There’s no doubt that plant-based diets are on the rise between 2000 and 2017, while dairy consumption fell drastically. There are many reasons for that shift toward plant-based eating. Whole-food, plant-based diets are associated with lower body weight and a reduced risk of several chronic conditions, including heart disease, as well as cancer, type 2 diabetes, high blood pressure and cognitive decline. Some people also have concerns about the treatment of animals for food production and the impact on the environment which now leads a recent call for a primarily plant-based diet.
There is no one definition of a plant-based diet but most experts agree that it means primarily eating plants, although small or occasional amounts of any type of animal protein may be included. However, two specific versions of a plant-based diet are well defined: vegetarianism and veganism. So what’s the difference between them?
WHAT’S A VEGETARIAN?
Vegetarianism generally means that no meat, poultry or seafood is consumed. Eggs or dairy are typically included in a vegetarian diet. People who eat eggs as their only animal protein are called ovo-vegetarians.
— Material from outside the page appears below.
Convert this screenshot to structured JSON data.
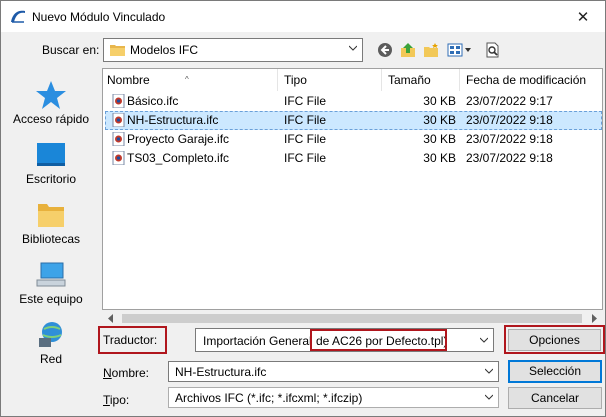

Those who allow dairy in their diet are lacto-vegetarians while people who eat both eggs and dairy are deemed lacto-ovo-vegetarians.
Pescatarian is a title for people who do eat fish and seafood but no meat or poultry, although they are generally not considered to be part of the core vegetarian community.
WHAT’S A VEGAN?
Veganism excludes all animal foods, meaning no meat, poultry, seafood, eggs, dairy or any ingredients derived from animal sources, including honey and gelatin. Veganism generally extends to a lifestyle that involves not using any materials derived from animals, including leather, fur, wool and silk. Household products, such as cosmetics and soaps are also excluded if they are made with or tested on animals.
Nutritionally speaking, omitting more animal foods can make it challenging to meet the needs for certain nutrients, such as vitamins D and B12, iron, zinc and calcium. However, it is possible to obtain all of the necessary nutrients on a vegan diet if you are knowledgeable about which plant foods contain key nutrients and how to supplement properly if needed. If you are vegan or are thinking of going vegan, consult with recommended dietitian (RD) who specializes in vegan diets.
ANY BENEFITS OF PLANT-BASED DIETS?
When it comes to health protection, the quality of any plant-based diet is king. Researchers found that vegans had higher levels of healthy fats, antioxidants and anti-inflammatory compounds in their bodies than non-vegetarians, likely because they consume more produce and other whole, plant-based foods.